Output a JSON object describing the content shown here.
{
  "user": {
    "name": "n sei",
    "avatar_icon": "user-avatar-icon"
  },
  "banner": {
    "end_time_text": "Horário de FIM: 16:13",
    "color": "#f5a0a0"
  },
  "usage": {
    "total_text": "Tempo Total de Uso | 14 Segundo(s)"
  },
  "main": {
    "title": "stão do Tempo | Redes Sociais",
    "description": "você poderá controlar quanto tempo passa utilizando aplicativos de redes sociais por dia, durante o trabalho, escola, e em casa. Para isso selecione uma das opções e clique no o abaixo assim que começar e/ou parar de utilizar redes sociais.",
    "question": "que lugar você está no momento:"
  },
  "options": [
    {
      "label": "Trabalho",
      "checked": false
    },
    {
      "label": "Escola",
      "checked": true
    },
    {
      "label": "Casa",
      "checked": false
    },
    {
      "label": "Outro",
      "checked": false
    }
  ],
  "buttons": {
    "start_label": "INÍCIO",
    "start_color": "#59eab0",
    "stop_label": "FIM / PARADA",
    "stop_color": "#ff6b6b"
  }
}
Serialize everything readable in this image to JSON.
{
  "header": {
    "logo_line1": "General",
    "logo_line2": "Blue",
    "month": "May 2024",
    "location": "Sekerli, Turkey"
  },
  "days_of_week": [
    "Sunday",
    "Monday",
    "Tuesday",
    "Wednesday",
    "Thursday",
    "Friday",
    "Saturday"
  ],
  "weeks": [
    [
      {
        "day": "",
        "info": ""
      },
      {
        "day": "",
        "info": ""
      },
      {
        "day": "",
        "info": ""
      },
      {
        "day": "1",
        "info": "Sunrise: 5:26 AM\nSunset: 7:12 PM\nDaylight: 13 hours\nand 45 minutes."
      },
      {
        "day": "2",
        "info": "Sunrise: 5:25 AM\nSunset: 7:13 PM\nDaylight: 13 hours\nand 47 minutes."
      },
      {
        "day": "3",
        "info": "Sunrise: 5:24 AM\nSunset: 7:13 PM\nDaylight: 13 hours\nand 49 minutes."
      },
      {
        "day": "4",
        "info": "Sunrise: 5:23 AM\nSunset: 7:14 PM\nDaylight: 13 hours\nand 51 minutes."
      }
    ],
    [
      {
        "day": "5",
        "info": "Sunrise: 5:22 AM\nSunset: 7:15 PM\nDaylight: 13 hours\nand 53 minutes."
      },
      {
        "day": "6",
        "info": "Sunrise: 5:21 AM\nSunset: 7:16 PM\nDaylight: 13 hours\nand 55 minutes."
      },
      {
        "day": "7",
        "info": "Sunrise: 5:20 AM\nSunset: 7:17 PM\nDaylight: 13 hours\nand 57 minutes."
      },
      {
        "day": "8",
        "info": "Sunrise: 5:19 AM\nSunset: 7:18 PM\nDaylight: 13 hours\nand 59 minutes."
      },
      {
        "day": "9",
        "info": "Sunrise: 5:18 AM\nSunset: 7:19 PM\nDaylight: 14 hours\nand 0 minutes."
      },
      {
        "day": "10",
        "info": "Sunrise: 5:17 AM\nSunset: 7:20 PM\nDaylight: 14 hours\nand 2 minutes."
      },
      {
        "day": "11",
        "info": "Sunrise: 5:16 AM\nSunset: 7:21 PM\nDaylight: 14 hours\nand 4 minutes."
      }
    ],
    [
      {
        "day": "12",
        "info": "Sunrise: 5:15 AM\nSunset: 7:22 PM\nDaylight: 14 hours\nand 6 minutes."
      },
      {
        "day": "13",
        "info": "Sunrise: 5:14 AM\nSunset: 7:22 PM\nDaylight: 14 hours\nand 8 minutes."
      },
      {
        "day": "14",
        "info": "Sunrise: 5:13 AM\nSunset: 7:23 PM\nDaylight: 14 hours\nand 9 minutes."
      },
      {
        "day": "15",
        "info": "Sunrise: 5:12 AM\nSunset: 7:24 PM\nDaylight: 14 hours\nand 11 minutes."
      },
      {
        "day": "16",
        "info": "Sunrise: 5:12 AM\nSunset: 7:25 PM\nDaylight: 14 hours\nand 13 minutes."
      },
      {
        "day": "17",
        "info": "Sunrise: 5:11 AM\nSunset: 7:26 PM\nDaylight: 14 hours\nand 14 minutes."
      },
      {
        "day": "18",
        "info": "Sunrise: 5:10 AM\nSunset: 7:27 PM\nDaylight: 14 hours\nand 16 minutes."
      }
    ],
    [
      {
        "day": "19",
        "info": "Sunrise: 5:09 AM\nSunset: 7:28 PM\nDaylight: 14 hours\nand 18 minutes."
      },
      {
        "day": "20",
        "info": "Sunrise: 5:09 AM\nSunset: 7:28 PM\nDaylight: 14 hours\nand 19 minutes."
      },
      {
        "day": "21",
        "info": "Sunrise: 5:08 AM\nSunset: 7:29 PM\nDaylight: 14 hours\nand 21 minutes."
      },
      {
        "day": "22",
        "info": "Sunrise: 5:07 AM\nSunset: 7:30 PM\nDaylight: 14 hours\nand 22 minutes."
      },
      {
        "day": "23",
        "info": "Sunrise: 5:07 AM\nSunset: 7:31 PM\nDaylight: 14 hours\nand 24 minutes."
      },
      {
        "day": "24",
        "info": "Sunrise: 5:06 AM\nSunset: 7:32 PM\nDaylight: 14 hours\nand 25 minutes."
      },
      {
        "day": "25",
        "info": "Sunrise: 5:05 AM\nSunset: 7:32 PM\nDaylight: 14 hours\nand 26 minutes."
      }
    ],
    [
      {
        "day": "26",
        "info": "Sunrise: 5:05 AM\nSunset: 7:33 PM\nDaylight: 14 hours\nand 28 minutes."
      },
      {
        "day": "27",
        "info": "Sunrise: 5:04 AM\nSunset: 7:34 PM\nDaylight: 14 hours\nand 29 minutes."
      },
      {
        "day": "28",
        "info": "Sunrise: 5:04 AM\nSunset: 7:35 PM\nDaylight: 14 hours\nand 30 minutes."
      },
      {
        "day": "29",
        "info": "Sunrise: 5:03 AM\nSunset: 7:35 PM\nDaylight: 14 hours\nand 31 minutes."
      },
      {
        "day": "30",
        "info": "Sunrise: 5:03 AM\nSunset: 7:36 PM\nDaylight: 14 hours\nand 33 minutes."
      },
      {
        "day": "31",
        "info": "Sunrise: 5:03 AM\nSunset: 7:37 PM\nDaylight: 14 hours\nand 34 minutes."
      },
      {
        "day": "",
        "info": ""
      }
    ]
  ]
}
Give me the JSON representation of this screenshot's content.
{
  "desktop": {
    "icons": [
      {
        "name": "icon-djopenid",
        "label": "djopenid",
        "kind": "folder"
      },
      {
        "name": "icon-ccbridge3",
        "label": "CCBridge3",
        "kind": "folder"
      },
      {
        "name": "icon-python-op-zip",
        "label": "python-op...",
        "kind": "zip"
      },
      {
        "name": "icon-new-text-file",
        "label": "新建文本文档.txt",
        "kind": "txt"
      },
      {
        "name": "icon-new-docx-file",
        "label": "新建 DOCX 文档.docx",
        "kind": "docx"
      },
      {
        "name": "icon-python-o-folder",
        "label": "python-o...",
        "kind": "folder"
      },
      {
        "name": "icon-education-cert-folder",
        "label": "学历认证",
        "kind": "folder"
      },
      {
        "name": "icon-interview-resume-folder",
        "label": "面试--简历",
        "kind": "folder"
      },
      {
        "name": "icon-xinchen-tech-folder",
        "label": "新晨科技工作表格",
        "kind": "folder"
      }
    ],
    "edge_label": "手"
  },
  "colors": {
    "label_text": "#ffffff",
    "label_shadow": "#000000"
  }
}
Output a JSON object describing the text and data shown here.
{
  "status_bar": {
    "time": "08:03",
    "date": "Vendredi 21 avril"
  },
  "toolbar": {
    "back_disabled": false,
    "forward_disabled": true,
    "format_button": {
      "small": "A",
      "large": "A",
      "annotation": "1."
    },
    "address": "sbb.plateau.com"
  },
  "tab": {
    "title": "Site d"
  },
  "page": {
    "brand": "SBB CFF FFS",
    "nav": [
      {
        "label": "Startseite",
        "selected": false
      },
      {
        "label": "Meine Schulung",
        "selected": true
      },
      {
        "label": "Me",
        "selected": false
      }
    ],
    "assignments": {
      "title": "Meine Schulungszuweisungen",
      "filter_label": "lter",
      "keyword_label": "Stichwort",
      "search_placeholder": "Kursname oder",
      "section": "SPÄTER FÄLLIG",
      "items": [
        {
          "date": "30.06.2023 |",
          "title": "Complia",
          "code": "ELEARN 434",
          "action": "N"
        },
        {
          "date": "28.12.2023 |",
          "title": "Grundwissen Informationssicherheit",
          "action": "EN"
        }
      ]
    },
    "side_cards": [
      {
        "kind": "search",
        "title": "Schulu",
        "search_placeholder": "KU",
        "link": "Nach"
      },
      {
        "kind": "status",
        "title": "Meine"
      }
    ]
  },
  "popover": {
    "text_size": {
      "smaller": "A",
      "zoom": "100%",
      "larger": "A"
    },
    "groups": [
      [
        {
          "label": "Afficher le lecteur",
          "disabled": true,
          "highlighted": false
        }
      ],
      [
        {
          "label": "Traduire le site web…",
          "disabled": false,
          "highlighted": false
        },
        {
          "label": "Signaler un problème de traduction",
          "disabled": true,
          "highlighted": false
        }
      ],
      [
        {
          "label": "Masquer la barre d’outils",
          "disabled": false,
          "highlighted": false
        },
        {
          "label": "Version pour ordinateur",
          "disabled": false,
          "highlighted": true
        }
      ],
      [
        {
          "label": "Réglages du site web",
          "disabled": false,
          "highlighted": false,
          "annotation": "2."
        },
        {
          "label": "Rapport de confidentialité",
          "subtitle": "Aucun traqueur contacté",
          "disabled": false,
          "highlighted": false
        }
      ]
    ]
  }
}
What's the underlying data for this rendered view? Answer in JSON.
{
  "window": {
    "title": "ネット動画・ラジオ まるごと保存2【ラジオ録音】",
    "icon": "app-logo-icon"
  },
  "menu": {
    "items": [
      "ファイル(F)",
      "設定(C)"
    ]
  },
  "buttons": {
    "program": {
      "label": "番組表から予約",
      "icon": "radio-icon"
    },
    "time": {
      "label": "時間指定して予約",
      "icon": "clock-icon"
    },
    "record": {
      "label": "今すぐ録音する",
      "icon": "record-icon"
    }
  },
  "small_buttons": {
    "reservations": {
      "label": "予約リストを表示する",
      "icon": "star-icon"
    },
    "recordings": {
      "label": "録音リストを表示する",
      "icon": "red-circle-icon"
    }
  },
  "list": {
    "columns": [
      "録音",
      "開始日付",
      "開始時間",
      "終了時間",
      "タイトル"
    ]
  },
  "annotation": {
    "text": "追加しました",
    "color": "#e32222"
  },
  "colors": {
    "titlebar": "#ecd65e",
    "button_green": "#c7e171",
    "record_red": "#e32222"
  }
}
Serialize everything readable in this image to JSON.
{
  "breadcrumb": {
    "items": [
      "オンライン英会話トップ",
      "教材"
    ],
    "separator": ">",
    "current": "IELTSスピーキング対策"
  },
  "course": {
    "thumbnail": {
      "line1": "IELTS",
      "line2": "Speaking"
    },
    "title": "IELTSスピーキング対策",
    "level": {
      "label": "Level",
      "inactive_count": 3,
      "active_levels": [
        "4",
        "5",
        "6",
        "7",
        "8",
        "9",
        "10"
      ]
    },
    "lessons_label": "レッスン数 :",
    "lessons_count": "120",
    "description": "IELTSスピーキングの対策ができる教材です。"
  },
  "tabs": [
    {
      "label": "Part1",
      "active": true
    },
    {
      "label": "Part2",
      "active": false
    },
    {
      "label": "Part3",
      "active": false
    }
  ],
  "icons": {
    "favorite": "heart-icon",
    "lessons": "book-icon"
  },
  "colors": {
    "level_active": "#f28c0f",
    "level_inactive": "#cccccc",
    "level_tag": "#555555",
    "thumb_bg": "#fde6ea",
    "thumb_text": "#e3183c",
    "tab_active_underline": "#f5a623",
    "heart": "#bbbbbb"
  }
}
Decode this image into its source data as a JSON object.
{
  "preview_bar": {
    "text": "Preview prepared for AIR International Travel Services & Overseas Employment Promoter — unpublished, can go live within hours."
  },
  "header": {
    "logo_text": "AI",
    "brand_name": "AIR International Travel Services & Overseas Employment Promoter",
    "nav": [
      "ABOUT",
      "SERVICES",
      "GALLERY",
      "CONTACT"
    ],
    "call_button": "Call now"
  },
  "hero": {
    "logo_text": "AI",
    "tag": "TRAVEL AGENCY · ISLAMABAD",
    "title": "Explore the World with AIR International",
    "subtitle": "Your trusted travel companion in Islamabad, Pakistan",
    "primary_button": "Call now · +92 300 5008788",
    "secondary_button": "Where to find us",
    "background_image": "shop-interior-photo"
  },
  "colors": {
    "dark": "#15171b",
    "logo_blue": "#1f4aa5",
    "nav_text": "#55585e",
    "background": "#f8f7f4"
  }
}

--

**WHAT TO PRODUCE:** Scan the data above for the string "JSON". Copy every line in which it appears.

**EXPECTED ANSWER:**
Output a JSON object describing the content shown here.
Serialize everything readable in this image to JSON.
Give me the JSON representation of this screenshot's content.
Output a JSON object describing the text and data shown here.
What's the underlying data for this rendered view? Answer in JSON.
Serialize everything readable in this image to JSON.
Decode this image into its source data as a JSON object.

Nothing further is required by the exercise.